#### YOUR TASK
Wherever the word "likes" occurs in the listing below, copy that whole line.

*** DATA PROVIDED Section Begins ***

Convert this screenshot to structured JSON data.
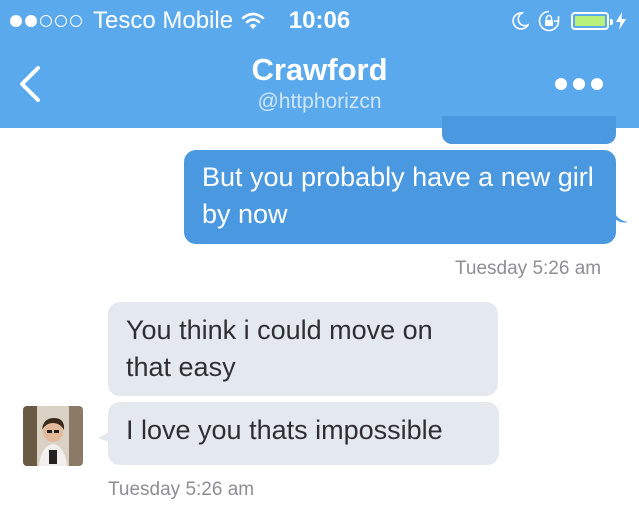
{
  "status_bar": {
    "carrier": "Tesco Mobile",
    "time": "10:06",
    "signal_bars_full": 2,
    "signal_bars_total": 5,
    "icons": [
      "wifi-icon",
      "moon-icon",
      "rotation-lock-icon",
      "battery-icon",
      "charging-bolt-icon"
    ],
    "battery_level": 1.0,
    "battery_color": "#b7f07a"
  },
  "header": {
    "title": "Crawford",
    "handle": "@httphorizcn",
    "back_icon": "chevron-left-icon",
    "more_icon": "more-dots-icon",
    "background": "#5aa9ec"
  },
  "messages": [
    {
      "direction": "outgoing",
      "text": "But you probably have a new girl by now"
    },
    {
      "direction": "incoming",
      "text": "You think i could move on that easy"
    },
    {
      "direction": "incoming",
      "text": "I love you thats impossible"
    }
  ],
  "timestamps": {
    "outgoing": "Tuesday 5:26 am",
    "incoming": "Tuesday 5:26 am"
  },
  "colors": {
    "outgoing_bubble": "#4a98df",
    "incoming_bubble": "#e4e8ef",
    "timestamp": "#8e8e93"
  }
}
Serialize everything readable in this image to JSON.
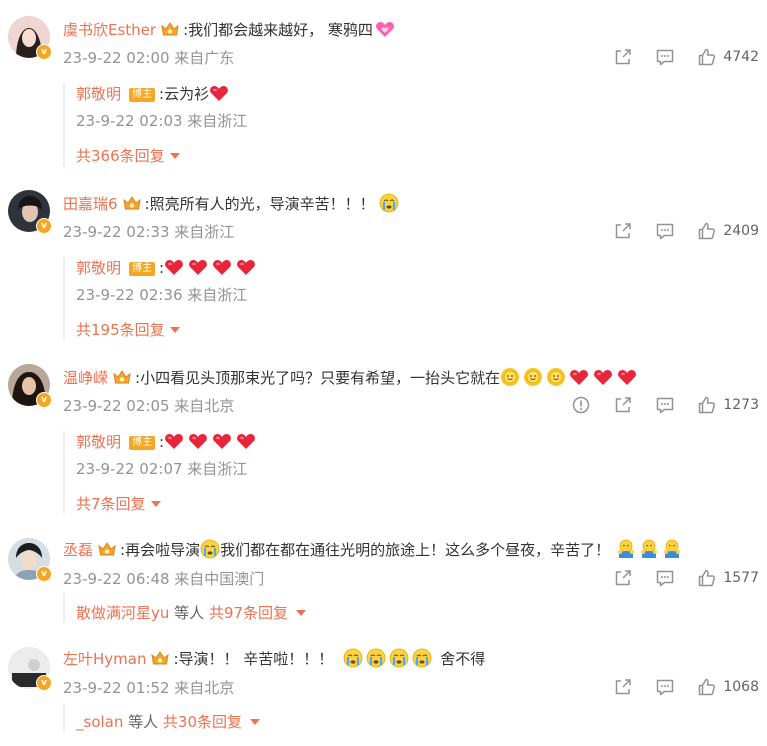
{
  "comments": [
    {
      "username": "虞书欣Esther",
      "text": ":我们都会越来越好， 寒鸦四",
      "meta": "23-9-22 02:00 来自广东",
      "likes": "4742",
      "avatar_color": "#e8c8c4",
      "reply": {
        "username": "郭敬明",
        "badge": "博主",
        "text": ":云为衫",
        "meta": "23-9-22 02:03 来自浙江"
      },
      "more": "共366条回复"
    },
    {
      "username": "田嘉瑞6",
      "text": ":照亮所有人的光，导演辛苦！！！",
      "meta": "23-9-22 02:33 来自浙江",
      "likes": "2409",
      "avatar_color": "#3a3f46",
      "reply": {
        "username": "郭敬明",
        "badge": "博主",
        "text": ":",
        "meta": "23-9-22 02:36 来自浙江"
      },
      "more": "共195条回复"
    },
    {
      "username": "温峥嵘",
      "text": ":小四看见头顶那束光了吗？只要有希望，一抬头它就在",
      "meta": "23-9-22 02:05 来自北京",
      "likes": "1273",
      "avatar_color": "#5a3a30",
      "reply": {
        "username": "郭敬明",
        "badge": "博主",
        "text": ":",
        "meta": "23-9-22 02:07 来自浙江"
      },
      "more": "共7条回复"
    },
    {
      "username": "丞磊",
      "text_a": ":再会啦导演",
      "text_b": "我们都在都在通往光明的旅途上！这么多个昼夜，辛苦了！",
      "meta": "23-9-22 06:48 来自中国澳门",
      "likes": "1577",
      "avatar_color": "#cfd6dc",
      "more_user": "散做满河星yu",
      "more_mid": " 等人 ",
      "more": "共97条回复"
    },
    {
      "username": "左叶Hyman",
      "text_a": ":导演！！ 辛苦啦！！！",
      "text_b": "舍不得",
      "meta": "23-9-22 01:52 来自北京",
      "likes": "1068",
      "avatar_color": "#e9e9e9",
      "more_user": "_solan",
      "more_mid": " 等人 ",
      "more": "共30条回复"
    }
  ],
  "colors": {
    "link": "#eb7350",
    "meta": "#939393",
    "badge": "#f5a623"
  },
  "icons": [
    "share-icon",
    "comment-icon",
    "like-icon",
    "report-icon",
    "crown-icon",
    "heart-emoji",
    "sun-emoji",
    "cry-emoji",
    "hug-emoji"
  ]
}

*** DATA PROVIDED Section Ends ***
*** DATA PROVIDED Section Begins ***

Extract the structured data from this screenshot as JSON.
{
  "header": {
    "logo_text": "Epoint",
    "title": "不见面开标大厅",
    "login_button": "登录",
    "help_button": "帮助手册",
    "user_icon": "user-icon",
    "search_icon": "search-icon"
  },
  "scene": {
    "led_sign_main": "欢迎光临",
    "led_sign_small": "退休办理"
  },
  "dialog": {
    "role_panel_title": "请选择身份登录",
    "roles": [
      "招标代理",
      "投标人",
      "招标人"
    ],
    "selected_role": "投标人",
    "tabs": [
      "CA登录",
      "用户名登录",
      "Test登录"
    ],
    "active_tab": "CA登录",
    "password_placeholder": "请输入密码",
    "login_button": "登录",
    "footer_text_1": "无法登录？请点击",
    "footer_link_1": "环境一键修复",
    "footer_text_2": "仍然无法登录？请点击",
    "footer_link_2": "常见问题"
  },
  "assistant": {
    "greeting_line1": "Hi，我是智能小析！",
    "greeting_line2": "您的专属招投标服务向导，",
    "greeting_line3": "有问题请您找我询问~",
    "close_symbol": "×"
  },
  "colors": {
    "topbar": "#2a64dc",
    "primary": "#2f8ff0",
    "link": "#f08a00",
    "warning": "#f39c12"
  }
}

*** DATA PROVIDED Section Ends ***

#### TASK ANSWER
      "likes": "4742",
      "likes": "2409",
      "likes": "1273",
      "likes": "1577",
      "likes": "1068",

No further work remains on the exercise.